SOURCE DATA -
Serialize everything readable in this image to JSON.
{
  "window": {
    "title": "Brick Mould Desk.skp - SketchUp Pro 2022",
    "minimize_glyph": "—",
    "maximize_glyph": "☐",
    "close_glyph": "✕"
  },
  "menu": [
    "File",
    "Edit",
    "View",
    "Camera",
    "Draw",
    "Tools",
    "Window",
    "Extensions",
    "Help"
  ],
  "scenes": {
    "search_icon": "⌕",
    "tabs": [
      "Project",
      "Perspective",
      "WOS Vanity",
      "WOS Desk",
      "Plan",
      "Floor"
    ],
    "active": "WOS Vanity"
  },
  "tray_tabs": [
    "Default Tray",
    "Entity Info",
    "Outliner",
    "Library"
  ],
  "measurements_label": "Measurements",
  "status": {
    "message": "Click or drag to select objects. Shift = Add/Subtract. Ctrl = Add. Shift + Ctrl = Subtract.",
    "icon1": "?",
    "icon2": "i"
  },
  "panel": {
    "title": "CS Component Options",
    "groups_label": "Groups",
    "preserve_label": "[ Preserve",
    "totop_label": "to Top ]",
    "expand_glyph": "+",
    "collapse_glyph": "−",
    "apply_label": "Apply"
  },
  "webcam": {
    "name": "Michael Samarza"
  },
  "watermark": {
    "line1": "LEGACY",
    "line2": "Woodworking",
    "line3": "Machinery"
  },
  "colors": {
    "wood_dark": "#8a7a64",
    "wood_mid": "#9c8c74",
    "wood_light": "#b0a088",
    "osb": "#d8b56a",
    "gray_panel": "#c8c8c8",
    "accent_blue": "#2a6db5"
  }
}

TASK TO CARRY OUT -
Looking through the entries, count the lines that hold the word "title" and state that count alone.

ANSWER SECTION -
2